▸ WHAT YOU SHOULD DO:
Report each line of the listing below that holds "PostgreSQL".
___ SUPPLIED MATERIAL ___
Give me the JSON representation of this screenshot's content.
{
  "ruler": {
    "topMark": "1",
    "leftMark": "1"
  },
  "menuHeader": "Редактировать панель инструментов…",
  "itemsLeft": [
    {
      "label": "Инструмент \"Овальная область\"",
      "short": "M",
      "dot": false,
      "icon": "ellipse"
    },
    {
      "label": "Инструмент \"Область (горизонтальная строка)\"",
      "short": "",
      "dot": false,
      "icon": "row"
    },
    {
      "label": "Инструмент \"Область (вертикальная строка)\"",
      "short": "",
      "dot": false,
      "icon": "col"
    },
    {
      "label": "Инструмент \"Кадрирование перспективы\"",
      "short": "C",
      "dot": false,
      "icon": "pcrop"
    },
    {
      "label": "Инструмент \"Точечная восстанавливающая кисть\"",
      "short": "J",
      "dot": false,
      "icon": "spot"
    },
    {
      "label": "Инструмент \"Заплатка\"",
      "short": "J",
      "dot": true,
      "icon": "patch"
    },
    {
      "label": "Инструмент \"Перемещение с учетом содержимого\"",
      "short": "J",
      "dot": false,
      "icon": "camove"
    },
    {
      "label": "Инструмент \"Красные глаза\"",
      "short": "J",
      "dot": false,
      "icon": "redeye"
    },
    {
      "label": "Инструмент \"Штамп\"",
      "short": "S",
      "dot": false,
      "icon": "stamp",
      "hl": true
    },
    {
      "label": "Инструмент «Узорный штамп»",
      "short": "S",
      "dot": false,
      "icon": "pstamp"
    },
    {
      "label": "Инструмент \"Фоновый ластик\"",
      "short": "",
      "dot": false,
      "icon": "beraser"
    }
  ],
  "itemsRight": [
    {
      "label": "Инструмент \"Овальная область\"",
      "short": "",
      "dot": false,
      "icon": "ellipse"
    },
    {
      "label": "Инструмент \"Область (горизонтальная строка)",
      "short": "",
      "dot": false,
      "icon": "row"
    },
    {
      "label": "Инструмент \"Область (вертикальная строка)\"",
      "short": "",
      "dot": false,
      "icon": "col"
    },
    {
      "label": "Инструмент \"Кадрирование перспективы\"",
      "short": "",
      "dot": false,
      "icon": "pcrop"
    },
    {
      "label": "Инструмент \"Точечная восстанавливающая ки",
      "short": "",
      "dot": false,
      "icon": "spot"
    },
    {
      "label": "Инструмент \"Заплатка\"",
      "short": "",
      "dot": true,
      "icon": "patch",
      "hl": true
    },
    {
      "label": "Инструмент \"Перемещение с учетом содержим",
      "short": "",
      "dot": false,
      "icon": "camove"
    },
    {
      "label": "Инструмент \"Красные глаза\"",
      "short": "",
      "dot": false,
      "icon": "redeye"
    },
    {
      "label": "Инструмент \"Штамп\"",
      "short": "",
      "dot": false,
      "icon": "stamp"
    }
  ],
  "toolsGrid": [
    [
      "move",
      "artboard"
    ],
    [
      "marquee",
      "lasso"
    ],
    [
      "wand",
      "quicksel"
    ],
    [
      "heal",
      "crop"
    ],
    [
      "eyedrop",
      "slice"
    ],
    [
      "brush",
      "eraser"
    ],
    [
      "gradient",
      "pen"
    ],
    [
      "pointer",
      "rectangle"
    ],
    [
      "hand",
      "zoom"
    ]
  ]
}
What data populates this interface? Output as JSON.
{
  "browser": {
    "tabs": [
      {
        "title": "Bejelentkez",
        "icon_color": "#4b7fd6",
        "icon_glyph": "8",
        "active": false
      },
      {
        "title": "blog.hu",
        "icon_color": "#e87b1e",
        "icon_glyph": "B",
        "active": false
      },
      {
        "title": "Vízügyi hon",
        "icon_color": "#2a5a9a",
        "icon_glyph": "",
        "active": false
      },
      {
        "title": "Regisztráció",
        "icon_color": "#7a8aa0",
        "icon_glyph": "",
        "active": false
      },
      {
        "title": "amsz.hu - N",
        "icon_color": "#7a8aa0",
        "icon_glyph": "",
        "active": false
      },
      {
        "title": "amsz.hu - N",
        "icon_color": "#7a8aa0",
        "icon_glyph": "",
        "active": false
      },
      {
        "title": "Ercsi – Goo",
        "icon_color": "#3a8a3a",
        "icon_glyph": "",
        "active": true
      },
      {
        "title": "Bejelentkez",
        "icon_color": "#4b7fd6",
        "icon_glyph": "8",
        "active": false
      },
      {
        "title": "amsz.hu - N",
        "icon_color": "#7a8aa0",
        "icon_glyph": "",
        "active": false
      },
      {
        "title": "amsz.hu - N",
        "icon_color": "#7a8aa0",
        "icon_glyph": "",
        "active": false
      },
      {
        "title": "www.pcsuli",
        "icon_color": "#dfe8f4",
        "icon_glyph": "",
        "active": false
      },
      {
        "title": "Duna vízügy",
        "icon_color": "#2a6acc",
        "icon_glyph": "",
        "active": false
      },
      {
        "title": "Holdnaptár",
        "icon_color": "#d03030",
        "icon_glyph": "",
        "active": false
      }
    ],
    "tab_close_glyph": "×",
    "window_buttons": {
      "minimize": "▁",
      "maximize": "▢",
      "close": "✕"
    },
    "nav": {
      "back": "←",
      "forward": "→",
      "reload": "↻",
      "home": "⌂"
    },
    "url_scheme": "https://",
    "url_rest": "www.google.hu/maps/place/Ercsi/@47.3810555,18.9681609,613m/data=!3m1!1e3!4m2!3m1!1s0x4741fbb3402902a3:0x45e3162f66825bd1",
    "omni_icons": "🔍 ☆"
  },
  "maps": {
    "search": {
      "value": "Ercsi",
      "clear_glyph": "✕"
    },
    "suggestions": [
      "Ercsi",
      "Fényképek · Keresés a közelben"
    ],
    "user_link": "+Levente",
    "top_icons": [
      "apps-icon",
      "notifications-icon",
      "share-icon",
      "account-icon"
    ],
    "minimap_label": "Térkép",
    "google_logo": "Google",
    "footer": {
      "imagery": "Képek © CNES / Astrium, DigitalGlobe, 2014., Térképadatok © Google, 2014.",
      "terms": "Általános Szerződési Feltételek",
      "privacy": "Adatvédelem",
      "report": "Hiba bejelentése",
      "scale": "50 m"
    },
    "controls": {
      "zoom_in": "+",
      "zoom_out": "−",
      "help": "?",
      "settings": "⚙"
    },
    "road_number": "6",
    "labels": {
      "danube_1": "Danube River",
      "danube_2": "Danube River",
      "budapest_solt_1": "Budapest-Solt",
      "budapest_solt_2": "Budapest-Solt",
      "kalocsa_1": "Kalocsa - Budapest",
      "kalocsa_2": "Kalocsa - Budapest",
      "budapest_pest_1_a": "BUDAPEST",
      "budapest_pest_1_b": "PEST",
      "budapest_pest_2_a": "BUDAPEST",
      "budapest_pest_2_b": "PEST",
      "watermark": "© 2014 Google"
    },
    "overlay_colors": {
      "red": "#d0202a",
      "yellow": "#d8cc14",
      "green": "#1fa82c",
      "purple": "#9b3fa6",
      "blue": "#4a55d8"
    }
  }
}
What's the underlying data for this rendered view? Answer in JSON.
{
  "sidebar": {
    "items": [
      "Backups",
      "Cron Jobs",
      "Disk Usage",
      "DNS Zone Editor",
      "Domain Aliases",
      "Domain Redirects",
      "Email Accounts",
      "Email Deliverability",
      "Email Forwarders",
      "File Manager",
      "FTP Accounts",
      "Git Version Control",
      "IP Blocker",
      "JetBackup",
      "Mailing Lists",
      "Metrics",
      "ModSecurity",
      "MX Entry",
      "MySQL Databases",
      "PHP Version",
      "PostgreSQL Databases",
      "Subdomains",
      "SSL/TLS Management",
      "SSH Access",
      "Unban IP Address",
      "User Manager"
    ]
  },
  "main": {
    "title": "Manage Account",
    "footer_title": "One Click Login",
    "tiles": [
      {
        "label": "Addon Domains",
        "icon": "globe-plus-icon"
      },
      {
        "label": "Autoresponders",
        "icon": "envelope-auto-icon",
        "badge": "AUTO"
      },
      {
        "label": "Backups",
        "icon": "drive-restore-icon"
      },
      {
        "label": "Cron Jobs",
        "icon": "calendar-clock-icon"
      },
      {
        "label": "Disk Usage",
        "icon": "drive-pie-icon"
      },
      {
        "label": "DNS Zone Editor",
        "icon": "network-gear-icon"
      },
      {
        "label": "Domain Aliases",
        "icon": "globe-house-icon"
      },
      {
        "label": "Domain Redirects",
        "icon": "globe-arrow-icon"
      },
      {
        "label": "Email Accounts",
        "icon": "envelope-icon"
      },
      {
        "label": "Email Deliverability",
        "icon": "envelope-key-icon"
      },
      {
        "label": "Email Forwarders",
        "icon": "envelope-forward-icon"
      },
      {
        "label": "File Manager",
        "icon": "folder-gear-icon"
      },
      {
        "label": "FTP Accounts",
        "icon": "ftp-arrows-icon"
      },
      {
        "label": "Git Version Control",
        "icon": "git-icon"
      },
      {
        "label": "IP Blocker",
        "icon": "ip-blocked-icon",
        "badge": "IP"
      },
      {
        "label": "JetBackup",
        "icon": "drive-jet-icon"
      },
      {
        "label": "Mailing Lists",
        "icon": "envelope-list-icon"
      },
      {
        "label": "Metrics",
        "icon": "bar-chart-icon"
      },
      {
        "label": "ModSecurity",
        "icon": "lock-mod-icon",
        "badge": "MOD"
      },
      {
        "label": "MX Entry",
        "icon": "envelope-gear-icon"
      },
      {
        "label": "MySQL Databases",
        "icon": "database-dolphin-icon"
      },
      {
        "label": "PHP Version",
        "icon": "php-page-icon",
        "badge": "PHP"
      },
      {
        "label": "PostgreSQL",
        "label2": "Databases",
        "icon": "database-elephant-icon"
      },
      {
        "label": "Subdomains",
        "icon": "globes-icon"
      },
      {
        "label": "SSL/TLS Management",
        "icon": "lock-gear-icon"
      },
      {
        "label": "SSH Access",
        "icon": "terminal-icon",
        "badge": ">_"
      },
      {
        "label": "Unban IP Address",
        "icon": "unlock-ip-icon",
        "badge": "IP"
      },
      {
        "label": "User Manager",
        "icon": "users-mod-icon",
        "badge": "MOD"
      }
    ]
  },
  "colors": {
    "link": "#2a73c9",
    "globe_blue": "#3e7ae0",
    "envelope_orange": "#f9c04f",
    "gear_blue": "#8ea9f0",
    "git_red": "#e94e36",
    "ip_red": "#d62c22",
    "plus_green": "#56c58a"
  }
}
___
▸ RESULT FOR THIS EXERCISE:
      "PostgreSQL Databases",
        "label": "PostgreSQL",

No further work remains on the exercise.